Suffice to say, no matter what qualifications you have, without the PDP program, you won't be recognized by the BCTF (BC Teacher's Federation) and therefore won't be able to work in that particular province.  I'm not certain if that is the same throughout the rest of Canada, but I wouldn't be surprised.  A simple look for PDP Programs at prominent Canadian Universities will answer that question.  So if you wanted to teach, you would need to fulfill that program requirement (at least at primary and secondary levels).

If you are looking to teach at University or Collegiate level, again, your degree makes a difference.  Arts Degrees are so common that job placement is pretty difficult, unless you're a researcher and can generate University fame by cultivating your own.  Odds are you will still require a PhD to do this - either that or you'll have to select somewhere that is quite a ways from any major urban populace.

If you want, I can link the SFU and UBC PDP programs so you can look them over.  These cannot be done via Distance Ed since part of the program is in class teaching with a monitor.



the montana program

hey jakerue,

did you start the montana HPTT program?  i have contacted them twice, but they have never replied.  thanks

in progress

 yep elmobuzz I have started it.  Working on the second course now.  I am expecting your email was caught as spam or their email was caught as spam on your end. Call them and ask for Jamie O'Callaghan - she is extremely helpful.


I just finished my Master of Education in IT online from MUN, good program and the tuition is cheap (under $10,000 total), you can also do a Master of Education in Post Secondary Studies as well as a few other areas:

 No, it doesn't qualify you

 No, it doesn't qualify you for certification anywhere, you would still have to do another year somewhere for a BEd,  you may be able to skip some of the courses though. 

 Framingham State College

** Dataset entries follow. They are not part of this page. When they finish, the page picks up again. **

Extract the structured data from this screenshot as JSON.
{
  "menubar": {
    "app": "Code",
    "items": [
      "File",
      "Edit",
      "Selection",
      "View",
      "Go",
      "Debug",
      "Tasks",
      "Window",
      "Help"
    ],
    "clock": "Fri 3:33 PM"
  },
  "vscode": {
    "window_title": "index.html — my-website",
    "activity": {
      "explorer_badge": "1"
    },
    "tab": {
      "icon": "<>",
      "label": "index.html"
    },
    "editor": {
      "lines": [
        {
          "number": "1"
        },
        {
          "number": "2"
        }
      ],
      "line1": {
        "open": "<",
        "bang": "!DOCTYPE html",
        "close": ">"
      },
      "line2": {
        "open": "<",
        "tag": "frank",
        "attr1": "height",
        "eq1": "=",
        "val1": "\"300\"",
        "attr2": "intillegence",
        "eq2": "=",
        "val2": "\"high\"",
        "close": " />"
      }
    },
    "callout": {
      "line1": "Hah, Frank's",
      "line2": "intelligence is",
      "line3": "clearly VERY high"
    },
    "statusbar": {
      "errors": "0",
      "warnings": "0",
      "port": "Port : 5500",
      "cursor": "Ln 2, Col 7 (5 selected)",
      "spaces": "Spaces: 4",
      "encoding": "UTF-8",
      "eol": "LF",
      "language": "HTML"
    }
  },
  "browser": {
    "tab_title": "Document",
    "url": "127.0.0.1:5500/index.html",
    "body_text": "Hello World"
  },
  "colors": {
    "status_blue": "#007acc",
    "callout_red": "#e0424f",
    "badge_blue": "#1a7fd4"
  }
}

 Framingham State College offers an in-class Master of Ed. TESL at Korea University (Jochiwon Campus). It caters to teachers here by offering intensive two week sessions (2 courses, 8hrs/day) in Aug. and Feb. They fly the professors here. Tuition is about $5500 US. I completed the program and found it to be solid. In-class programs are preferable as there is a growing (though, I believe, unfounded)  trend towards not recognizing on-line and distance ed. degrees here and in other countries. 


Hope this is helpful.

2 weeks to gain a masters?

2 weeks to gain a masters? That in itself is suspect. I don't care how intense it is, something that should take a year and a half or two condensed into two weeks just doesn't sound right.  

Why did I waste four years getting my BA? According to this college and their logic, I could have done it in 4weeks, saved three years and eleven months and a shit load of money. 

Re: Masters in Education or Teaching Licensure in Korea

I'm halfway through my masters in Language Education and TESOL from Indiana University.  The program is solid.  The courses are comprehensive and it will definitely improve your teaching.  It won't give you licensure, but it will give you the necessary coursework and knowledge for both the Praxis exam and probably a temporary teaching cert (depending on state/country).

IU has a lot of distance programs.  The one I am doing is here: